71Between language differences Between language variability within the ELL population merits more careful studyDifferences strongest between ELL groups on more linguistically mediated tasks
72First and second language literacy Similarities in reading of ELL and EO childrenELL children are capable of inducing important understandings between alphabet letter knowledge and word reading (preschool study).Preschool literacy was also predictive of kindergarten literacy, showing another similarity between ELL and English only children (kindergarten study).
73First and second language literacy English learner’s alphabet knowledge is in advance of their phonemic awarenesspotential educational significanceIt appears easier to promote alphabetics than a measure of phonological awareness (Rhyming) in ELLsUse of alphabet as a tool for PA learning should be explored
74First and second language literacy Possible differences in reading of ELL and EO childrenELL children may have greater challenges on tasks that are more linguistic (PA) compared to alphabetics.Alphabet knowledge may precede and prepare a foundation for phonological awareness.
75Possible teaching sequence for letters to phoneme awareness Teach lettersShow/teach simplified phonetic spellings (use taught letters) and word meaning“BT” for “bat” (letters with sounds at beginning of letter name)Introduce markers, tiles, movable letters and delete/switch letters
77Separate content from quality Separate content of instruction from quality of instructionAssume alphabetics and “drill and kill” the sameAnd much practice is needed
78Quality of instruction Instruction was designed to ensure thatchildren understood task instructions, to draw on children’s competencies and to engage and respond to children’s language use.Less participatory and activity-based group instruction with preschool English learner children may not have been as successful. (Roberts & Neal, 2004)
79Quality of instruction Concrete activitiesLanguage simplificationHighlighting the most important languageRoutine within lessonsRepeated exposure to and practice with lesson content, reviewOngoing oral participationCarefully designed sequence ofincreasing difficulty

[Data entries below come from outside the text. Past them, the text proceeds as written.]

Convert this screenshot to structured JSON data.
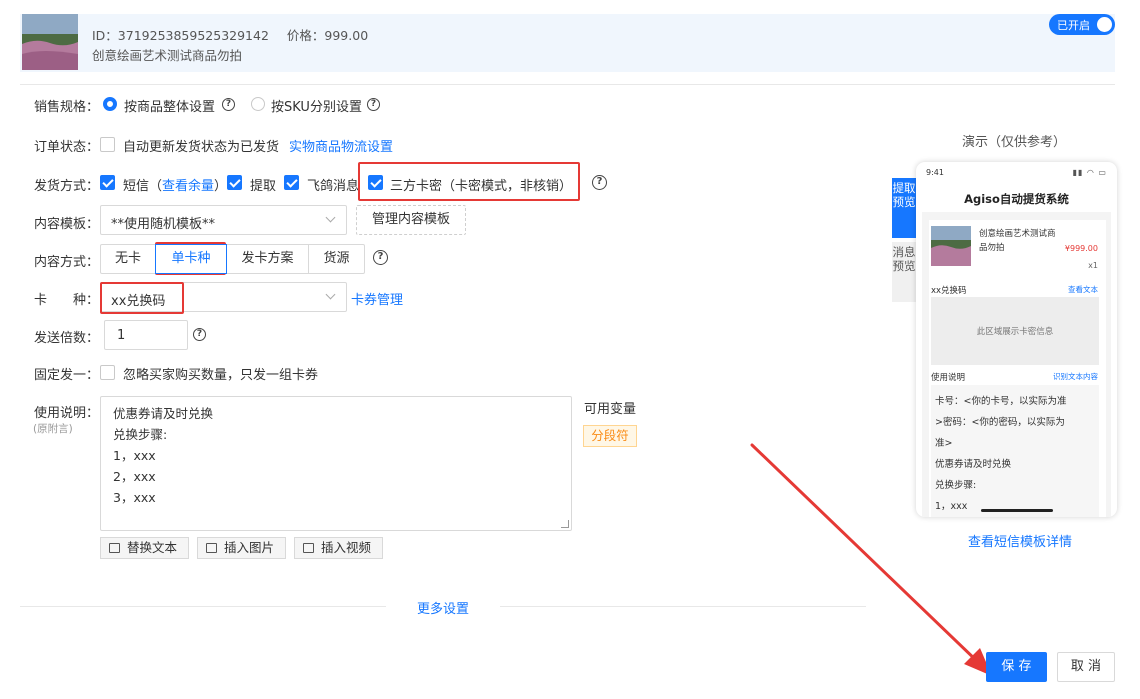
{
  "product": {
    "id_label": "ID：3719253859525329142",
    "price_label": "价格：999.00",
    "title": "创意绘画艺术测试商品勿拍",
    "toggle_text": "已开启"
  },
  "form": {
    "sale_spec": {
      "label": "销售规格：",
      "opt1": "按商品整体设置",
      "opt2": "按SKU分别设置"
    },
    "order_status": {
      "label": "订单状态：",
      "text": "自动更新发货状态为已发货",
      "link": "实物商品物流设置"
    },
    "delivery": {
      "label": "发货方式：",
      "sms": "短信（",
      "sms_link": "查看余量",
      "sms_close": "）",
      "pickup": "提取",
      "feige": "飞鸽消息",
      "third": "三方卡密（卡密模式，非核销）"
    },
    "template": {
      "label": "内容模板：",
      "value": "**使用随机模板**",
      "manage": "管理内容模板"
    },
    "content_mode": {
      "label": "内容方式：",
      "options": [
        "无卡",
        "单卡种",
        "发卡方案",
        "货源"
      ]
    },
    "card_type": {
      "label": "卡　　种：",
      "value": "xx兑换码",
      "manage": "卡券管理"
    },
    "multiplier": {
      "label": "发送倍数：",
      "value": "1"
    },
    "fixed": {
      "label": "固定发一：",
      "text": "忽略买家购买数量，只发一组卡券"
    },
    "usage": {
      "label": "使用说明：",
      "sublabel": "(原附言)",
      "lines": [
        "优惠券请及时兑换",
        "兑换步骤:",
        "1，xxx",
        "2，xxx",
        "3，xxx"
      ],
      "vars_title": "可用变量",
      "var_tag": "分段符"
    },
    "tools": {
      "replace": "替换文本",
      "image": "插入图片",
      "video": "插入视频"
    }
  },
  "more_settings": "更多设置",
  "preview": {
    "title": "演示（仅供参考）",
    "tab_active": "提取预览",
    "tab_inactive": "消息预览",
    "status_time": "9:41",
    "status_icons": "▮▮ ◠ ▭",
    "app_title": "Agiso自动提货系统",
    "product_name": "创意绘画艺术测试商品勿拍",
    "price": "¥999.00",
    "qty": "x1",
    "code_label": "xx兑换码",
    "view_text": "查看文本",
    "box_text": "此区域展示卡密信息",
    "usage_label": "使用说明",
    "recognize": "识别文本内容",
    "note_lines": [
      "卡号：<你的卡号，以实际为准",
      ">密码：<你的密码，以实际为",
      "准>",
      "优惠券请及时兑换",
      "兑换步骤:",
      "1，xxx"
    ],
    "sms_detail_link": "查看短信模板详情"
  },
  "buttons": {
    "save": "保 存",
    "cancel": "取 消"
  },
  "colors": {
    "primary": "#1677ff",
    "highlight_red": "#e53935",
    "tag_orange": "#fa8c16"
  }
}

80Curricula/program evaluation tool Shapes and names, sounds?Letter writing?Integrated mnemonics?Articulation cues, oral production?Use of personal names?Concrete supports for name, SOUND learning?
81Curricula/program evaluation tool Use of alphabet books?Upper/lower, confusable letters?Use of Alphabet song?Opportunity for practice, review?Interest, motivation?
82Evaluation specific to ELL Instructional language appropriate level?Verbal memory load?Level of vocabulary?Concrete activities, TPR?Signal to noise good?Articulation support and oral production?Routinized instruction?Opportunity for ethnic specific experiences and models?Pet show book
83New “hot topic”Does the quality of ELL children’s pronunciation influence their beginning reading?Pronunciation is only a surface feature and will self-correct?Pronunciation reflects children’s phoneme knowledge which will influence their ability to learn the phoneme-grapheme equation necessary for word reading?
84New “hot topic”What is the importance of teacher oral proficiency on children’s literacy and language development?Alphabetics and phonemic awarenessVocabulary, language acquisitionWhat are the implications of this for workforce preparation and certification?
85New “hot topic”Vocabulary differences at preschool entry are huge and related to quantity of language in the homeHow to support language development from birth to age 3?What about children who speak a language other than English?
86Engender open discussion on: Role of child oral proficiencyEffectiveness of small group instructionDecontextualized and contextualized instructionWhat areas of speech matter for ELL preschool literacyIntensity and duration of instruction (practice, review, amount of instruction)Role of teacher oral proficiency